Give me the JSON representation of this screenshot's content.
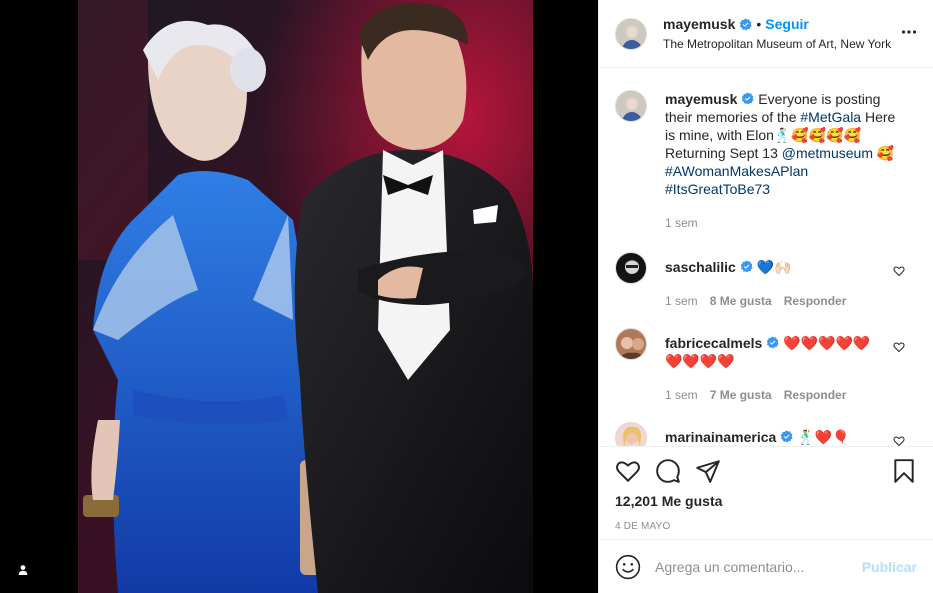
{
  "colors": {
    "accent": "#0095f6",
    "link": "#00376b",
    "muted": "#8e8e8e",
    "verified": "#3897f0",
    "publish_disabled": "#b2dffc"
  },
  "photo": {
    "alt": "photo",
    "tag_icon": "user-tag-icon"
  },
  "header": {
    "username": "mayemusk",
    "separator": "•",
    "follow_label": "Seguir",
    "location": "The Metropolitan Museum of Art, New York",
    "more_icon": "more-horizontal-icon"
  },
  "caption": {
    "username": "mayemusk",
    "text_1": "Everyone is posting their memories of the",
    "hashtag_1": "#MetGala",
    "text_2": "Here is mine, with Elon🕺🏻🥰🥰🥰🥰",
    "text_3": "Returning Sept 13",
    "mention": "@metmuseum",
    "text_4": "🥰",
    "hashtag_2": "#AWomanMakesAPlan",
    "hashtag_3": "#ItsGreatToBe73",
    "time": "1 sem"
  },
  "comments": [
    {
      "username": "saschalilic",
      "text": "💙🙌🏻",
      "time": "1 sem",
      "likes": "8 Me gusta",
      "reply": "Responder"
    },
    {
      "username": "fabricecalmels",
      "text": "❤️❤️❤️❤️❤️❤️❤️❤️❤️",
      "time": "1 sem",
      "likes": "7 Me gusta",
      "reply": "Responder"
    },
    {
      "username": "marinainamerica",
      "text": "🕺❤️🎈"
    }
  ],
  "actions": {
    "like_icon": "heart-icon",
    "comment_icon": "comment-icon",
    "share_icon": "share-icon",
    "save_icon": "bookmark-icon",
    "likes": "12,201 Me gusta",
    "date": "4 DE MAYO"
  },
  "add_comment": {
    "emoji_icon": "emoji-icon",
    "placeholder": "Agrega un comentario...",
    "publish_label": "Publicar"
  }
}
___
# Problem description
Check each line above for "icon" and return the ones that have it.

# Answer to this problem
    "tag_icon": "user-tag-icon"
    "more_icon": "more-horizontal-icon"
    "like_icon": "heart-icon",
    "comment_icon": "comment-icon",
    "share_icon": "share-icon",
    "save_icon": "bookmark-icon",
    "emoji_icon": "emoji-icon",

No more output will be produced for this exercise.